| PROBLEM |
Say how many lines in the material below hold the word "edge", and say nothing else.
---*---
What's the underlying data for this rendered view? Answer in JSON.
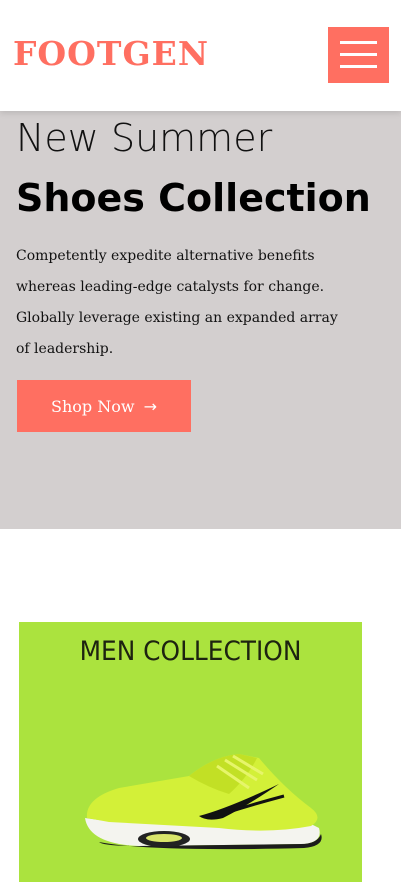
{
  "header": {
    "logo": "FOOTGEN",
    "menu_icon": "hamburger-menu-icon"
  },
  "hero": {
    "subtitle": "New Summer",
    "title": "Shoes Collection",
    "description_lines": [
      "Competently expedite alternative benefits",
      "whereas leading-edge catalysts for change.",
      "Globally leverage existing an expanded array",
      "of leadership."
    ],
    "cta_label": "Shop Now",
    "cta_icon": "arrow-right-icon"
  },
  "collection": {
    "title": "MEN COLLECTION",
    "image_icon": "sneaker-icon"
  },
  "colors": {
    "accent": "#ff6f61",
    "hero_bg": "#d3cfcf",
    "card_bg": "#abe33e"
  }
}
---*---
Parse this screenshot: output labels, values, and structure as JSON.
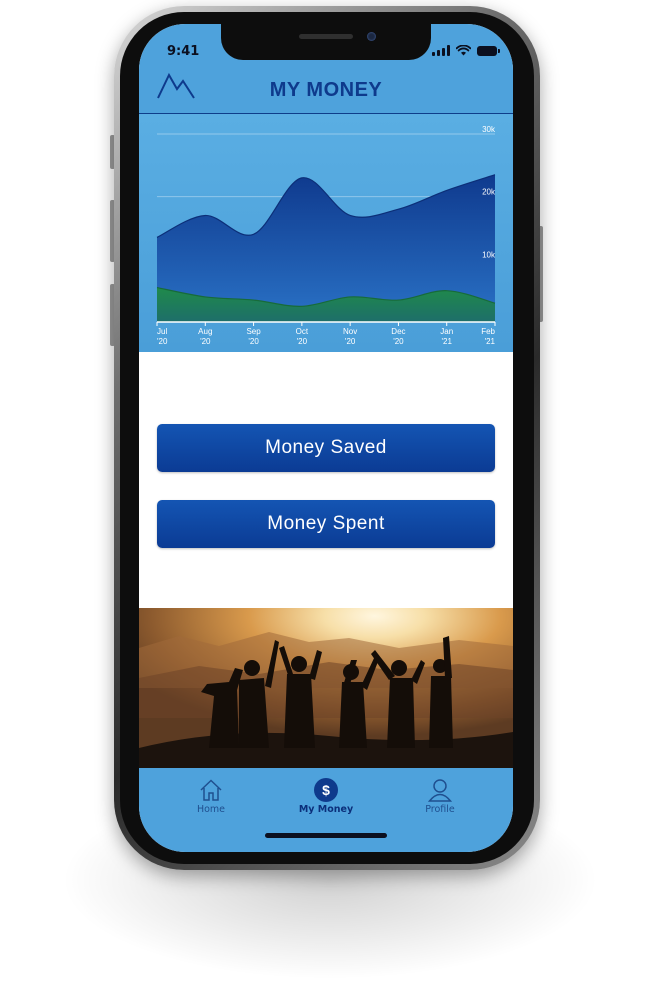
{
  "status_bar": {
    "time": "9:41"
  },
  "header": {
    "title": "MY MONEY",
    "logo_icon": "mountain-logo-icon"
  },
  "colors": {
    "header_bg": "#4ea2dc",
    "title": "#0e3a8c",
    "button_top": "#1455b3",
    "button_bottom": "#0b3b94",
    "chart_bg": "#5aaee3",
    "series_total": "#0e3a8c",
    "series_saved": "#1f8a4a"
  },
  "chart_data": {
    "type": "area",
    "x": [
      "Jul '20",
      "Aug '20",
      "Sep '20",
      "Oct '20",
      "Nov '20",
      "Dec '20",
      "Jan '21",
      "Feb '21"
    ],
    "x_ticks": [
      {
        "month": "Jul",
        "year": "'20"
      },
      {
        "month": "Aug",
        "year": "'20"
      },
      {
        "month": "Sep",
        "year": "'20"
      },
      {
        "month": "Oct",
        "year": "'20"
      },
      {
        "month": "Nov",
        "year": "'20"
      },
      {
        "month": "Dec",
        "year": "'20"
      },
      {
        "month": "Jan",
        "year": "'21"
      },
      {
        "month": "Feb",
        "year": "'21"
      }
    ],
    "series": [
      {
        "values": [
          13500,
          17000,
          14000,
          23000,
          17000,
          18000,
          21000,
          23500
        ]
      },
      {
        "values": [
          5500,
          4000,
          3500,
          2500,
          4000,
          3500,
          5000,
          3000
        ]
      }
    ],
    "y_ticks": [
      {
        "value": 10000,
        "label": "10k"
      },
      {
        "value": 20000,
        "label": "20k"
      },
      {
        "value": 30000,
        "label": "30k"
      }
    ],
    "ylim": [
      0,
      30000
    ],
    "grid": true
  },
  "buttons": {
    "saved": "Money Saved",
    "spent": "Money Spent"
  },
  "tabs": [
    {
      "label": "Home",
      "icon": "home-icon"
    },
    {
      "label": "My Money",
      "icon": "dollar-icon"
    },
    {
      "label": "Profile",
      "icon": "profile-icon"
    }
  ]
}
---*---
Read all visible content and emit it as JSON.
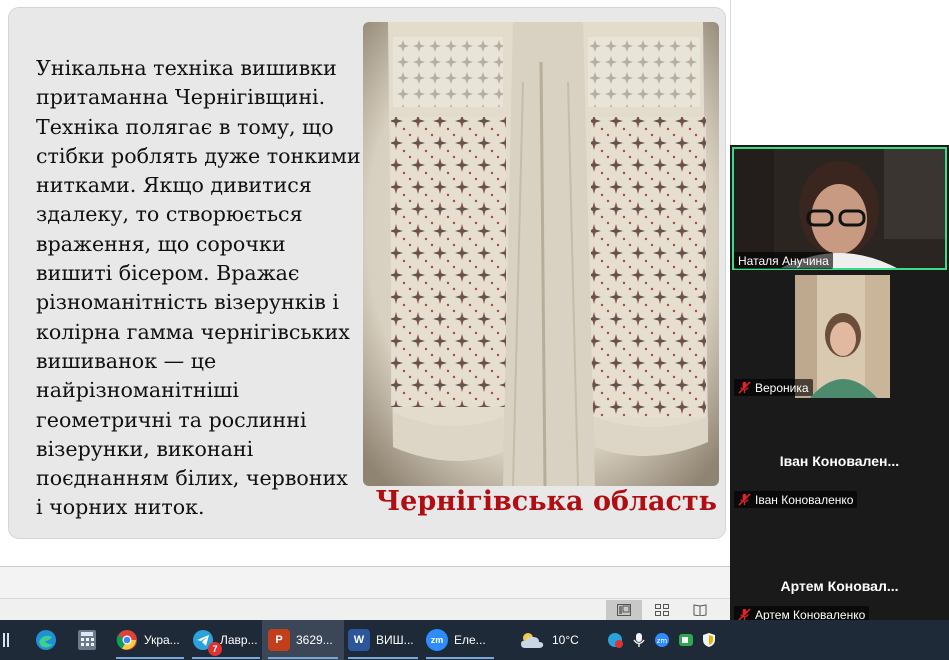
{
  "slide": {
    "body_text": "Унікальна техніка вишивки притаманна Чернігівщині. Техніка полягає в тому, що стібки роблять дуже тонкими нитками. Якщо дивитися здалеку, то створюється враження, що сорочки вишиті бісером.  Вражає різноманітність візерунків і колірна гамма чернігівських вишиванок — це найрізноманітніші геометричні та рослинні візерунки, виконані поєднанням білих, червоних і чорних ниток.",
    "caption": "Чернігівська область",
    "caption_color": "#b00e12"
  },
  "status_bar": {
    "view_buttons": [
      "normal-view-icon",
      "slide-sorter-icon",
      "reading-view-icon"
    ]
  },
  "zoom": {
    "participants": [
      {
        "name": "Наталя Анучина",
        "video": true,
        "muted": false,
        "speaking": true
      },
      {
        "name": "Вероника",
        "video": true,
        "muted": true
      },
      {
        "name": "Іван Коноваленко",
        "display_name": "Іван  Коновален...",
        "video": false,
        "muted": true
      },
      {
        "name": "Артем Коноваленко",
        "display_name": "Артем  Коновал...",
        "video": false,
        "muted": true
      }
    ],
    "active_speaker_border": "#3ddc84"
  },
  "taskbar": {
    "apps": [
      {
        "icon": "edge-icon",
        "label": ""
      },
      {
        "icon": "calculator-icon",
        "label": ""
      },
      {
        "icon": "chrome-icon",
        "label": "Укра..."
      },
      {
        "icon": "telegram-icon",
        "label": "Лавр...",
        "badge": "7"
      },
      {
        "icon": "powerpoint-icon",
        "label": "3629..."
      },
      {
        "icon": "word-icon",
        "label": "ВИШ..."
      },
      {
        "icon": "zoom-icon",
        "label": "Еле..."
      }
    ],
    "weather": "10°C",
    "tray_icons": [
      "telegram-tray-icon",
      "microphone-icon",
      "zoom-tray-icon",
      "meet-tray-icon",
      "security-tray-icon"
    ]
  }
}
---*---
| ANSWER TO THIS TASK |
2